The Neanderthals, our closest prehistoric relatives, dominated Eurasia for the better part of 200,000 years. During that time, they poked their famously large and protruding noses into every corner of Europe, and beyond—south along the Mediterranean from the Strait of Gibraltar to Greece and Iraq, north to Russia, as far west as Britain, and almost to Mongolia in the east. Scientists estimate that even at the height of the Neanderthal occupation of western Europe, their total number probably never exceeded 15,000. Yet they managed to endure, even when a cooling climate turned much of their territory into something like northern Scandinavia today—a frigid, barren tundra, its bleak horizon broken by a few scraggly trees and just enough lichen to keep the reindeer happy.
By the time of the tragedy at El Sidrón, however, the Neanderthals were on the run, seemingly pinned down in Iberia, pockets of central Europe, and along the southern Mediterranean by a deteriorating climate, and further squeezed by the westward spread of anatomically modern humans as they emerged from Africa into the Middle East and beyond. Within another 15,000 years or so, the Neanderthals were gone forever, leaving behind a few bones and a lot of questions. Were they a clever and perseverant breed of survivors, much like us, or a cognitively challenged dead end? What happened during that period, roughly 45,000 to 30,000 years ago, when the Neanderthals shared some parts of the Eurasian landscape with those modern human migrants from Africa? Why did one kind of human being survive, and the other disappear?
On a damp, fog-shrouded morning in September 2007, I stood before the entrance to El Sidrón with Antonio Rosas of the National Museum of Natural Sciences in Madrid, who heads the paleoanthropological investigation. One of his colleagues handed me a flashlight, and I gingerly lowered myself into the black hole. As my eyes adjusted to the interior, I began to make out the fantastic contours of a karstic cave. An underground river had hollowed out a deep vein of sandstone, leaving behind a limestone cavern extending hundreds of yards, with side galleries spidering out to at least 12 entrances. Ten minutes into the cave, I arrived at the Galería del Osario—the "tunnel of bones." Since 2000, some 1,500 bone fragments have been unearthed from this side gallery, representing the remains of at least nine Neanderthals—five young adults, two adolescents, a child of about eight, and a three-year-old toddler. All showed signs of nutritional stress in their teeth—not unusual in young Neanderthals late in their time on Earth. But a deeper desperation is etched in their bones.
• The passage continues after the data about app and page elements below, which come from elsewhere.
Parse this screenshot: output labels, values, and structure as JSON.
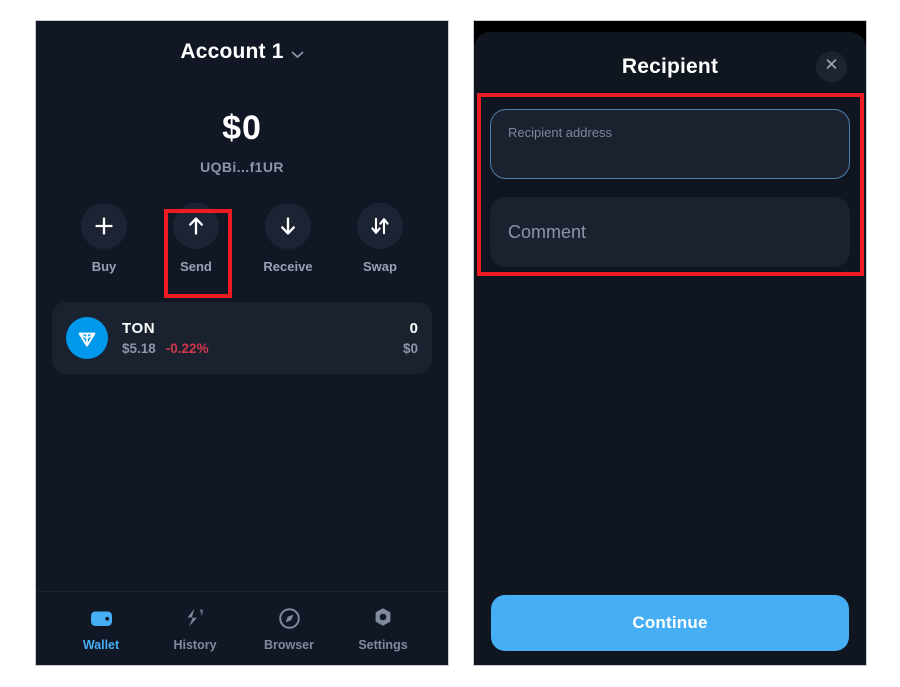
{
  "theme": {
    "bg": "#ffffff",
    "panel_bg": "#111724",
    "sheet_bg": "#10161F",
    "card_bg": "#1a2230",
    "accent_blue": "#45AEF5",
    "ton_blue": "#0098EA",
    "muted_text": "#8c96a8",
    "negative_red": "#d2364b",
    "highlight_red": "#ED1B24"
  },
  "wallet_screen": {
    "account": {
      "name": "Account 1",
      "dropdown_icon": "chevron-down-icon"
    },
    "balance": {
      "total": "$0",
      "address": "UQBi...f1UR"
    },
    "actions": [
      {
        "label": "Buy",
        "icon": "plus-icon",
        "highlighted": false
      },
      {
        "label": "Send",
        "icon": "arrow-up-icon",
        "highlighted": true
      },
      {
        "label": "Receive",
        "icon": "arrow-down-icon",
        "highlighted": false
      },
      {
        "label": "Swap",
        "icon": "swap-arrows-icon",
        "highlighted": false
      }
    ],
    "tokens": [
      {
        "symbol": "TON",
        "logo_icon": "ton-logo-icon",
        "price": "$5.18",
        "change": "-0.22%",
        "change_negative": true,
        "amount": "0",
        "value": "$0"
      }
    ],
    "bottom_nav": [
      {
        "label": "Wallet",
        "icon": "wallet-icon",
        "active": true
      },
      {
        "label": "History",
        "icon": "history-icon",
        "active": false
      },
      {
        "label": "Browser",
        "icon": "browser-icon",
        "active": false
      },
      {
        "label": "Settings",
        "icon": "settings-icon",
        "active": false
      }
    ]
  },
  "recipient_screen": {
    "title": "Recipient",
    "close_icon": "close-icon",
    "recipient_field": {
      "placeholder": "Recipient address",
      "value": "",
      "focused": true
    },
    "comment_field": {
      "placeholder": "Comment",
      "value": "",
      "focused": false
    },
    "continue_label": "Continue"
  }
}
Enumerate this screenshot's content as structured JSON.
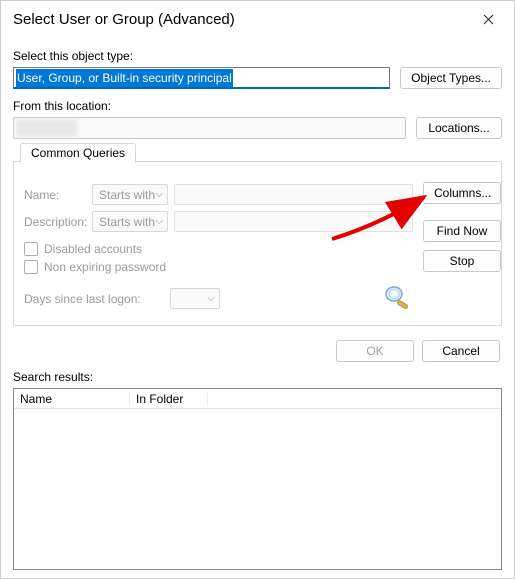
{
  "title": "Select User or Group (Advanced)",
  "object_type": {
    "label": "Select this object type:",
    "value": "User, Group, or Built-in security principal",
    "button": "Object Types..."
  },
  "location": {
    "label": "From this location:",
    "button": "Locations..."
  },
  "queries": {
    "tab": "Common Queries",
    "name_label": "Name:",
    "name_mode": "Starts with",
    "desc_label": "Description:",
    "desc_mode": "Starts with",
    "chk_disabled": "Disabled accounts",
    "chk_nonexp": "Non expiring password",
    "days_label": "Days since last logon:"
  },
  "side_buttons": {
    "columns": "Columns...",
    "find": "Find Now",
    "stop": "Stop"
  },
  "actions": {
    "ok": "OK",
    "cancel": "Cancel"
  },
  "results": {
    "label": "Search results:",
    "col_name": "Name",
    "col_folder": "In Folder"
  }
}
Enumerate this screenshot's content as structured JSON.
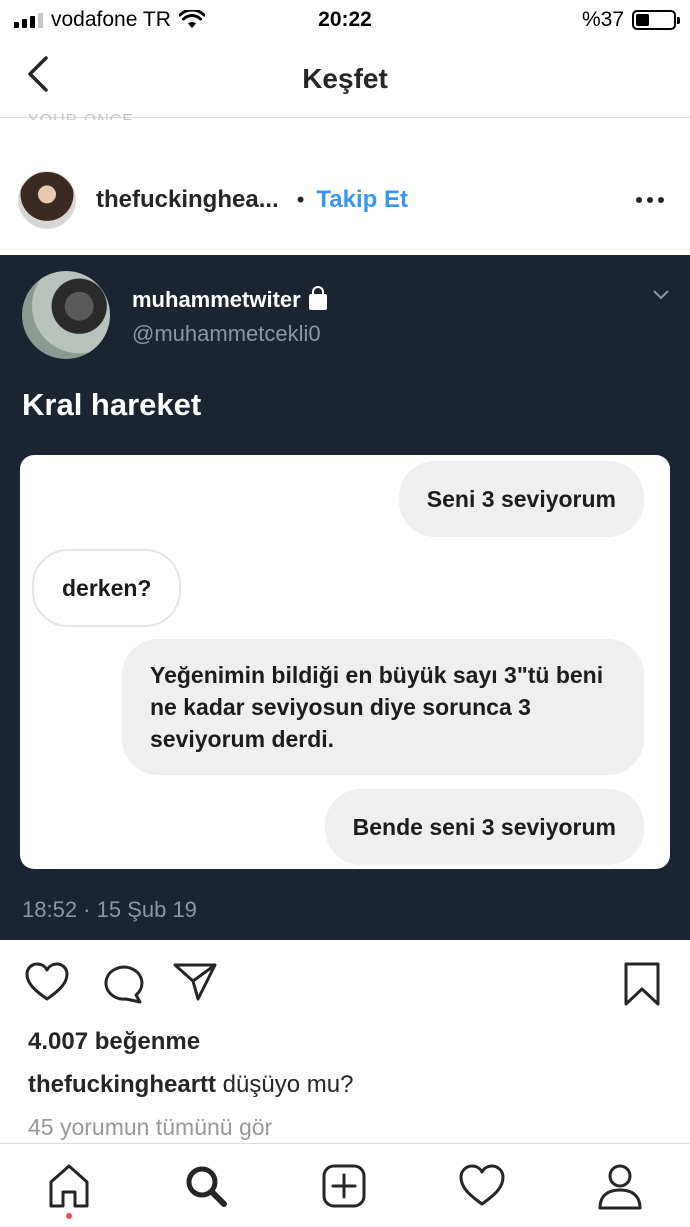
{
  "status_bar": {
    "carrier": "vodafone TR",
    "time": "20:22",
    "battery": "%37",
    "battery_level": 0.37
  },
  "nav": {
    "title": "Keşfet"
  },
  "cut_text": "YOUR ONCE",
  "post": {
    "username": "thefuckinghea...",
    "follow_label": "Takip Et",
    "tweet": {
      "name": "muhammetwiter",
      "handle": "@muhammetcekli0",
      "text": "Kral hareket",
      "messages": [
        "Seni 3 seviyorum",
        "derken?",
        "Yeğenimin bildiği en büyük sayı 3\"tü beni ne kadar seviyosun diye sorunca 3 seviyorum derdi.",
        "Bende seni 3 seviyorum"
      ],
      "timestamp": "18:52 · 15 Şub 19"
    },
    "likes": "4.007 beğenme",
    "caption_user": "thefuckingheartt",
    "caption_text": " düşüyo mu?",
    "comments_link": "45 yorumun tümünü gör"
  }
}
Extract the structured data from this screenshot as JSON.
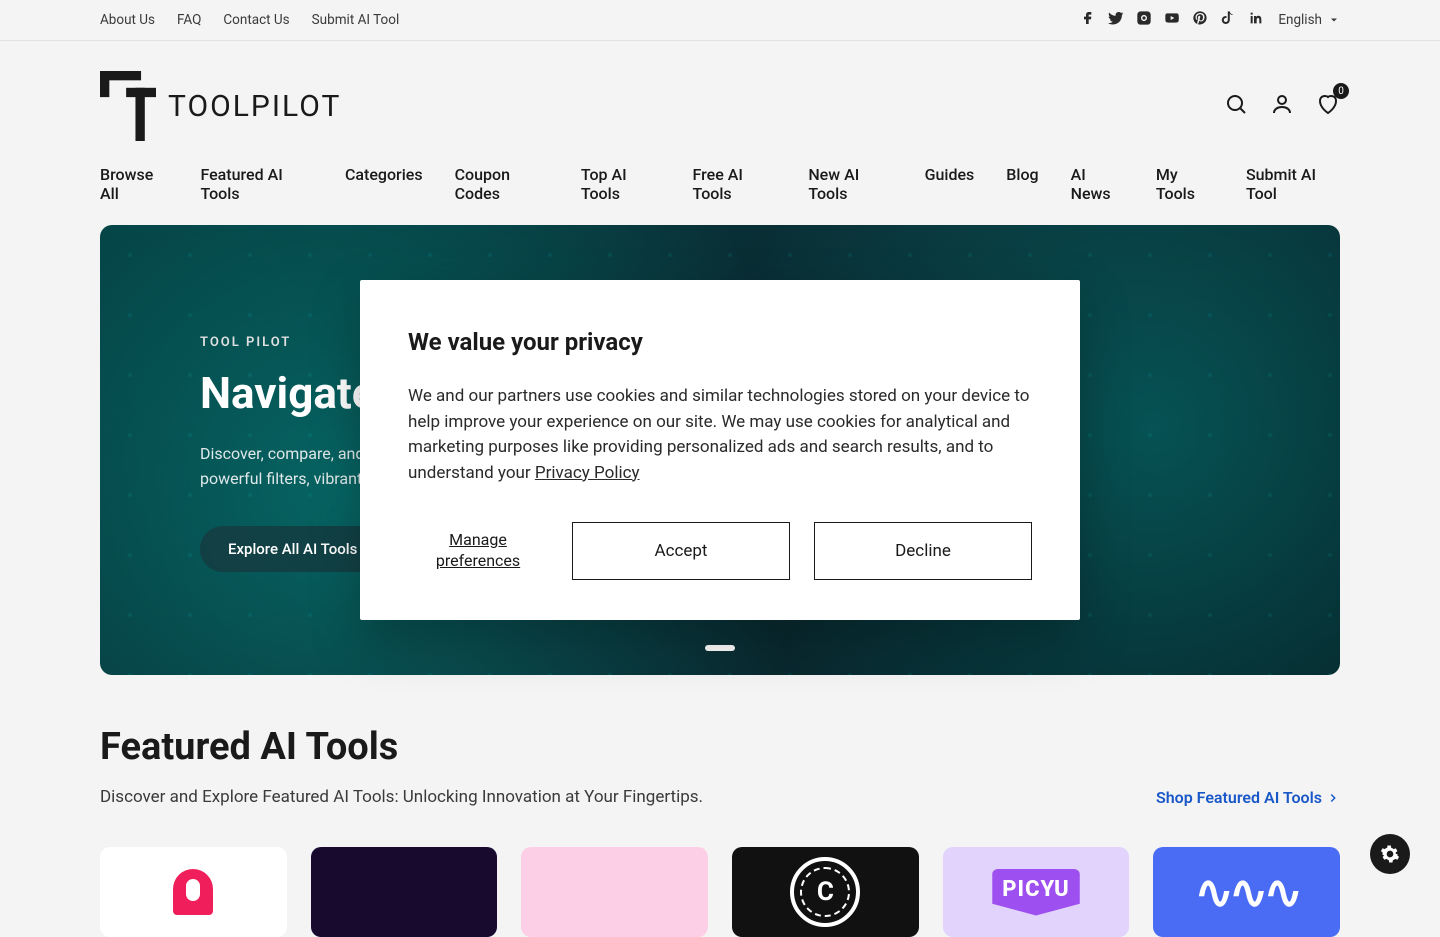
{
  "topbar": {
    "links": [
      "About Us",
      "FAQ",
      "Contact Us",
      "Submit AI Tool"
    ],
    "social": [
      "facebook",
      "twitter",
      "instagram",
      "youtube",
      "pinterest",
      "tiktok",
      "linkedin"
    ],
    "language": "English"
  },
  "header": {
    "logo_text": "TOOLPILOT",
    "wishlist_count": "0"
  },
  "nav": {
    "items": [
      "Browse All",
      "Featured AI Tools",
      "Categories",
      "Coupon Codes",
      "Top AI Tools",
      "Free AI Tools",
      "New AI Tools",
      "Guides",
      "Blog",
      "AI News",
      "My Tools",
      "Submit AI Tool"
    ]
  },
  "hero": {
    "eyebrow": "TOOL PILOT",
    "title": "Navigate th",
    "desc_line1": "Discover, compare, and exc",
    "desc_line2": "powerful filters, vibrant com",
    "button": "Explore All AI Tools"
  },
  "featured": {
    "title": "Featured AI Tools",
    "desc": "Discover and Explore Featured AI Tools: Unlocking Innovation at Your Fingertips.",
    "link": "Shop Featured AI Tools",
    "card5_label": "PICYU",
    "card6_label": "∿∿∿"
  },
  "modal": {
    "title": "We value your privacy",
    "body_before": "We and our partners use cookies and similar technologies stored on your device to help improve your experience on our site. We may use cookies for analytical and marketing purposes like providing personalized ads and search results, and to understand your ",
    "policy": "Privacy Policy",
    "manage": "Manage preferences",
    "accept": "Accept",
    "decline": "Decline"
  }
}
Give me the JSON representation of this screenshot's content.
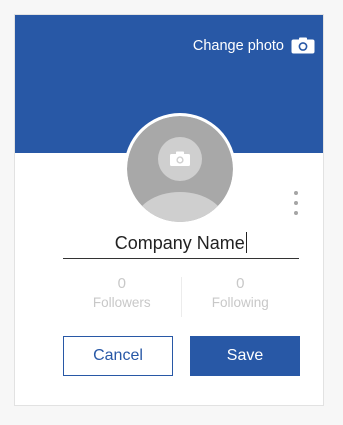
{
  "header": {
    "change_photo_label": "Change photo",
    "change_photo_icon": "camera-icon",
    "background_color": "#2858a6"
  },
  "avatar": {
    "icon": "person-silhouette-icon",
    "overlay_icon": "camera-icon"
  },
  "menu": {
    "icon": "kebab-menu-icon"
  },
  "name_field": {
    "value": "Company Name"
  },
  "stats": [
    {
      "count": "0",
      "label": "Followers"
    },
    {
      "count": "0",
      "label": "Following"
    }
  ],
  "actions": {
    "cancel_label": "Cancel",
    "save_label": "Save"
  },
  "colors": {
    "accent": "#2858a6",
    "muted_text": "#c8c8c8"
  }
}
Rosas picked up a recently unearthed fragment of a skull and another of a long bone of an arm, both with jagged edges.
"These fractures were—clop—made by humans," Rosas said, imitating the blow of a stone tool. "It means these fellows went after the brains and into long bones for the marrow."